There are at Gheel fragments of two simple ancient sarcophagi in which tradition says the bodies of Dymphna and [her confessor and fellow martyr] Gerebernus were found. There is also a quadrangular brick, said to have been found in one of the sarcophagi, bearing two lines of letters read as DYMPNA. The discovery of this sarcophagus with the corpse and the brick was perhaps the origin of the veneration. In Christian art St. Dymphna is depicted with a sword in her hand and a fettered devil at her feet. Her feast is celebrated 15 May, under which date she is also found in the Roman martyrology.(More).
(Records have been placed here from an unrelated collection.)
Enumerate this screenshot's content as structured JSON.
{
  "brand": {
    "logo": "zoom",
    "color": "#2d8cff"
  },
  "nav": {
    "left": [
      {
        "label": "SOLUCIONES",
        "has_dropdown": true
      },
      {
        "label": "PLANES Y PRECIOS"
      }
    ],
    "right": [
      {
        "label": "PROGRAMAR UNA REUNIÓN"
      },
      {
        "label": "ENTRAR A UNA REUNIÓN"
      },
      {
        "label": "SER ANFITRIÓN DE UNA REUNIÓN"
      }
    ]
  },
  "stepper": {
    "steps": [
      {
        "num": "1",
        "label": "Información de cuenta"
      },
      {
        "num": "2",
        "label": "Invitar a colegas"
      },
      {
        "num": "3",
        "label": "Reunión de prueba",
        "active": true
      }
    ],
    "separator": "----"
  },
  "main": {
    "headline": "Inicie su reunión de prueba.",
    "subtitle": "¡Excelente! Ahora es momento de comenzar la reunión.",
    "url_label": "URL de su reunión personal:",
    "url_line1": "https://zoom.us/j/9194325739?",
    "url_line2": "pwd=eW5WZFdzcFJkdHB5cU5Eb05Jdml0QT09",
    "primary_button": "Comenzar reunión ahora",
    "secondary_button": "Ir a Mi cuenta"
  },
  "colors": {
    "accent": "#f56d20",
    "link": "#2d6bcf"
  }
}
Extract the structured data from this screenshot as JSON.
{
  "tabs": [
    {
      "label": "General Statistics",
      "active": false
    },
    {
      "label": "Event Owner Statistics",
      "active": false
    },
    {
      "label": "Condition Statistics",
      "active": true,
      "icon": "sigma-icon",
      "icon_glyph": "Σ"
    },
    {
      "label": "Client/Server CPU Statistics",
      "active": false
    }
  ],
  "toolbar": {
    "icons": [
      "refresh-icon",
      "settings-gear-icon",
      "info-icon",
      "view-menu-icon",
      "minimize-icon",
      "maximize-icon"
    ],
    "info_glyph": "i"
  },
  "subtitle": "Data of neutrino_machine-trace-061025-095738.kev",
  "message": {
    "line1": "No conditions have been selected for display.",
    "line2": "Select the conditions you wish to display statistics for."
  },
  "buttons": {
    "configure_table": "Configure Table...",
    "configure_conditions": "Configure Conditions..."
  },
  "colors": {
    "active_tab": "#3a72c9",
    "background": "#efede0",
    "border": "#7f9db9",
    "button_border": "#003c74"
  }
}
From time immemorial, the saint was invoked as patroness against insanity. The Bollandists have published numerous accounts of miraculous cures, especially between 1604 and 1668. As a result, there has long been a colony for lunatics at Gheel; even now there are sometimes as many as fifteen hundred whose relatives invoke St. Dymphna for their cure. The insane are treated in a peculiar manner; it is only in the beginning that they are placed in an institution for observation; later they are given shelter in the homes of the inhabitants, take part in their agricultural labours, and are treated very kindly. They are watched without being conscious of it. The treatment produces good results. The old church of St. Dymphna in Gheel was destroyed by fire in 1489. The new church was consecrated in 1532 and is still standing. Every year on the feast of the saint and on the Tuesday after Pentecost numerous pilgrims visit her shrine. In Gheel there is also a fraternity under her name.